Threading model not properly defined; hard-coded to multi-threaded
This issue arose due to a concern raised by a Progress user, based on the following Knowledge Base article. And while looking into it, I discovered that we were not following the standard ATL protocol for the changing of the threading model.
Although I don't know the full history, it appears that the majority of the classes were changed in 2015 from single-threaded to multi-threaded model. However, this was done inside each class rather than in stdafx.h.
ATL allows for every class to be defined with a more generic model, called CComObjectThreadModel.

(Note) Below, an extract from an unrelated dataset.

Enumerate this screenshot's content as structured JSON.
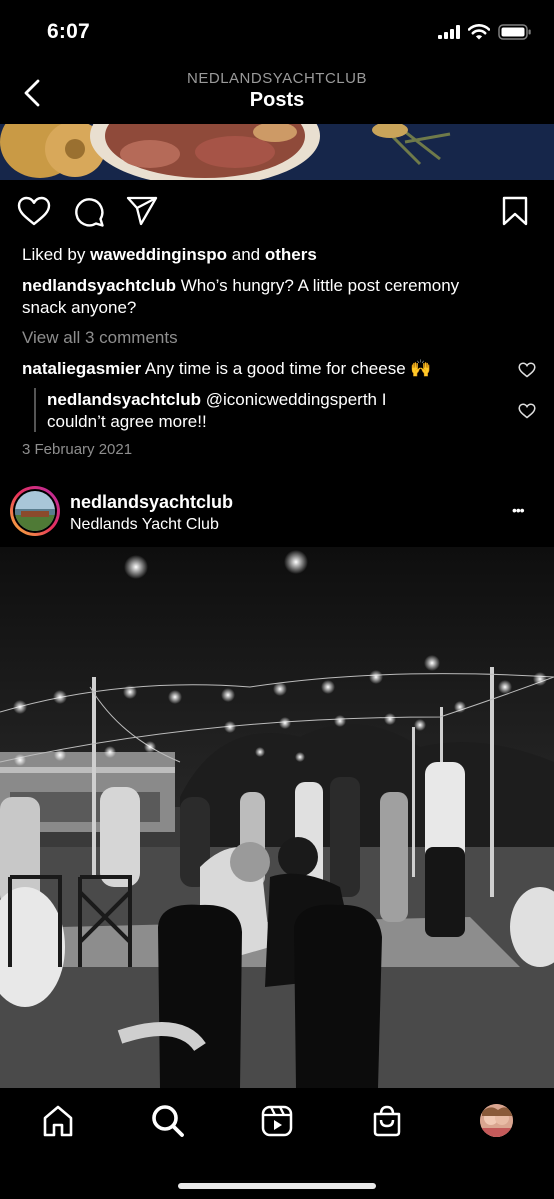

This definition is intended to follow a #define that is placed in stdafx.h so that you can change the entire threading model with one definition rather than having to change the definition within every class.
Locks are appropriate to protect a shared resource in case the OCX is built free-threaded, which is the default; and should be harmless in an apartment-threaded build.
Jerry - I recently added some locks in OgrLayer.cpp → could it be that this is actually not required? I’m really unschooled in ATL…
Prior to this change, the Point class was specifically overridden, being hard-coded to the single-threaded apartment model, apparently for memory usage concerns. I did not change that.
In general, there should not be a need to change the threading model. However, in such a case as someone wanting to explore the behavioral differences, we now support the standard ATL protocol for doing such.
This change affects 53 .h files and stdafx.h.
CComMultiThreadModel has been...changed to CComObjectThreadModel, as seen here…
stdafx.h has been changed as follows, changing from _ATL_APARTMENT_THREADED to _ATL_FREE_THREADED.
The previous definition, _ATL_APARTMENT_THREADED had no effect since the threading model was hard coded within each class. Now, when the compiler sees CComObjectThreadModel, it will defer to the _ATL_FREE_THREADEDdefinition in stdafx.h, resulting in CComMultiThreadModel, just as it was originally.
So, as it stands, the resulting compilation is no different than it was before, except that now, if someone has reason to change the OCX to the single-threaded model, it can be done by simply changing stdafx.h.